A Tattered Obi Shin: Tenugui, Katazome, Shibori
early to mid twentieth century
120" x 13", 305 cm x 33 cm
An obi shin is a textile which is used to stiffen or give form to an obi. Usually it is quickly assembled from scraps of old cloth, with not much attention to its aesthetic appearance because this length of cloth will never, ever be seen by the owner of the obi.
This one, however, has come to light, and as described above, it was quickly stitched together and shows wonderful fragments of cloth.
It is loosely hand stitched of five well-used, very faded and worn cotton fragments, including two fantastic and complex shibori pieces, which are hastily stitched together.
Also included are two recycled tenugui: tenugui were used by everyone in old Japan and their uses are too various to mention here. However, if you ever see images of Japanese farmers or fisherman in times past, they almost always are covering their head with a tenugui. Today, you will see sushi chefs wearing them on their heads as sweat bands (for lack of a better word).

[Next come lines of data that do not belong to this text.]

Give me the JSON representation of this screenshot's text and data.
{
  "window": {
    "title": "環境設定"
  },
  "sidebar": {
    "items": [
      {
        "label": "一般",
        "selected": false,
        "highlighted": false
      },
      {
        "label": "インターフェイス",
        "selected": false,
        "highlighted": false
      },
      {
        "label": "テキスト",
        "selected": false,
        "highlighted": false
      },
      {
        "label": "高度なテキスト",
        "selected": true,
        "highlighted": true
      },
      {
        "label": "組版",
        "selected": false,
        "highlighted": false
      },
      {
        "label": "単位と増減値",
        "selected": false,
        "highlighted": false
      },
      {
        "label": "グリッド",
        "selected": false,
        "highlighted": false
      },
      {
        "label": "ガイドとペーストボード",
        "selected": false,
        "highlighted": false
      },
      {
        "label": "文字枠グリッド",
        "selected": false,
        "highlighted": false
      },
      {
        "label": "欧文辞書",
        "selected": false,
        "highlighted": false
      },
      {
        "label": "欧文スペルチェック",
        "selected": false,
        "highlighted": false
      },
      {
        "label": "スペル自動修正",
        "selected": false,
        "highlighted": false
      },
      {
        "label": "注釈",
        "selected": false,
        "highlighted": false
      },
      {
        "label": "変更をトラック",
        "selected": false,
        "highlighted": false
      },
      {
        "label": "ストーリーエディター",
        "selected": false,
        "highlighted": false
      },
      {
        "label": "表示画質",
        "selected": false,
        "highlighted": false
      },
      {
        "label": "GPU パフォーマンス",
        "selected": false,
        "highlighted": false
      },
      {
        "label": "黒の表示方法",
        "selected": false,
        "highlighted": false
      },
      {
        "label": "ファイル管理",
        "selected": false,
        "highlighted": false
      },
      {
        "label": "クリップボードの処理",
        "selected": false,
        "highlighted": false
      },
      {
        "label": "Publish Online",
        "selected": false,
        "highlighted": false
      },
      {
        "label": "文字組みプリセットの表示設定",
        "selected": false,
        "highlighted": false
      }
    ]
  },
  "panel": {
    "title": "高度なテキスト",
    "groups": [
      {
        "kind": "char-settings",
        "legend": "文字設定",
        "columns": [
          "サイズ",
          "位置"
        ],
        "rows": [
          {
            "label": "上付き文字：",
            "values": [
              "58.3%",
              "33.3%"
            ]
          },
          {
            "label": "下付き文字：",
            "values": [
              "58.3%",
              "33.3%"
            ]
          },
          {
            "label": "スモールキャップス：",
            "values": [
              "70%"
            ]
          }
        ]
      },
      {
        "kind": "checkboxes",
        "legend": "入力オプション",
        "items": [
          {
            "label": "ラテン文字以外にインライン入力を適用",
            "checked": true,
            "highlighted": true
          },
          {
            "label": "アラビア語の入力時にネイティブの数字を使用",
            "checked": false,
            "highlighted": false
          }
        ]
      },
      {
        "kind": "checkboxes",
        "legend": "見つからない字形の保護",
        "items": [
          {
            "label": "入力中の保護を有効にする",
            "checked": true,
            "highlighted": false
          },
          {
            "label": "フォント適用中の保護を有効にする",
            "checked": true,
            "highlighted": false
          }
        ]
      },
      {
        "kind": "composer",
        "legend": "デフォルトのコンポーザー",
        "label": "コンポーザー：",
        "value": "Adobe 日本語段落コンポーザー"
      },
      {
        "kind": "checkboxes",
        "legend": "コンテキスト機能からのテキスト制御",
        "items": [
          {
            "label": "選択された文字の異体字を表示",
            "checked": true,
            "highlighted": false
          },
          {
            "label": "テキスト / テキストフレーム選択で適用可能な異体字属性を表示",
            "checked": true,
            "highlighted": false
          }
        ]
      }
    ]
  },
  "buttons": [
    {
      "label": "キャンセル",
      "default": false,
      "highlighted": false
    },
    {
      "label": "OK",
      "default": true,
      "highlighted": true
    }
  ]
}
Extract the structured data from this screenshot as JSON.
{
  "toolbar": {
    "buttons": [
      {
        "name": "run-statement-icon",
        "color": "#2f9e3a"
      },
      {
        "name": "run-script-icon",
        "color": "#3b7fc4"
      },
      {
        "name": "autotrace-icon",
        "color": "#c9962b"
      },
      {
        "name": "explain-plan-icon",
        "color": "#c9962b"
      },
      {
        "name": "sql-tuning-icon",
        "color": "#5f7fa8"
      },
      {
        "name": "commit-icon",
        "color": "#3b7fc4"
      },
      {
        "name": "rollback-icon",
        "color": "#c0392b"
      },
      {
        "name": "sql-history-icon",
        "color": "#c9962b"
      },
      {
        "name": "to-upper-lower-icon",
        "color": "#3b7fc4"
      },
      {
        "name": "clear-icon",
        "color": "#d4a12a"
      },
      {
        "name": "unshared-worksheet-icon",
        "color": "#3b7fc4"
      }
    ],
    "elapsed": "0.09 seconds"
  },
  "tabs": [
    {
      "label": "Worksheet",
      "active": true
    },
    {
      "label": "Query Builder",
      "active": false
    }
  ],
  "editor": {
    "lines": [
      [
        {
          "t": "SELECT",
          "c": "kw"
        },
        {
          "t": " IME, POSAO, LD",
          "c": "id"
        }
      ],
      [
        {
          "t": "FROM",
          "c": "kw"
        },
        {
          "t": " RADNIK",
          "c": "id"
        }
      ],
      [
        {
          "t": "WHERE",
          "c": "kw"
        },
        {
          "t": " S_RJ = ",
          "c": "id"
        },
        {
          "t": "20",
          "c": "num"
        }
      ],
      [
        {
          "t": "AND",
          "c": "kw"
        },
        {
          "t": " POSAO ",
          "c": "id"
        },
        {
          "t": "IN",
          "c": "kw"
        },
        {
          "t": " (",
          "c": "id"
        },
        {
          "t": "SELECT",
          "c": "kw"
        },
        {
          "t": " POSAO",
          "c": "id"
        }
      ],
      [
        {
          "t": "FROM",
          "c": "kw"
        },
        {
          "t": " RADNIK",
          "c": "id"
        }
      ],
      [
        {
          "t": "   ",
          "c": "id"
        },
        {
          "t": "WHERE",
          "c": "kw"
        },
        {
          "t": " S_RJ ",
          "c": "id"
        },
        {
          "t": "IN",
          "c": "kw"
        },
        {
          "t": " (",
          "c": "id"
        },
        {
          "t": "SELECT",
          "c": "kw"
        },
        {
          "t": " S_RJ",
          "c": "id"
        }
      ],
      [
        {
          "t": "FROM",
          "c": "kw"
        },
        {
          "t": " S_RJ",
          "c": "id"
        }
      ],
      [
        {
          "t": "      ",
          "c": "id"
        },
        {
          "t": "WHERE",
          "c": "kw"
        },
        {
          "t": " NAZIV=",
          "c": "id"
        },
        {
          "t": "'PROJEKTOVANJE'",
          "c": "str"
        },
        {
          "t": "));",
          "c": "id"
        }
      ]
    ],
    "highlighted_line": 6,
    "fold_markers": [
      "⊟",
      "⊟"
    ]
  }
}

This obi shin shows an overall grey color: the brownish shadows seen on the photos here are shadows and are not stains. The cottons are used and old, and you will notice some of them are mottled in color and are stained from age.
A curious old boro fabric, and one that had a secret life.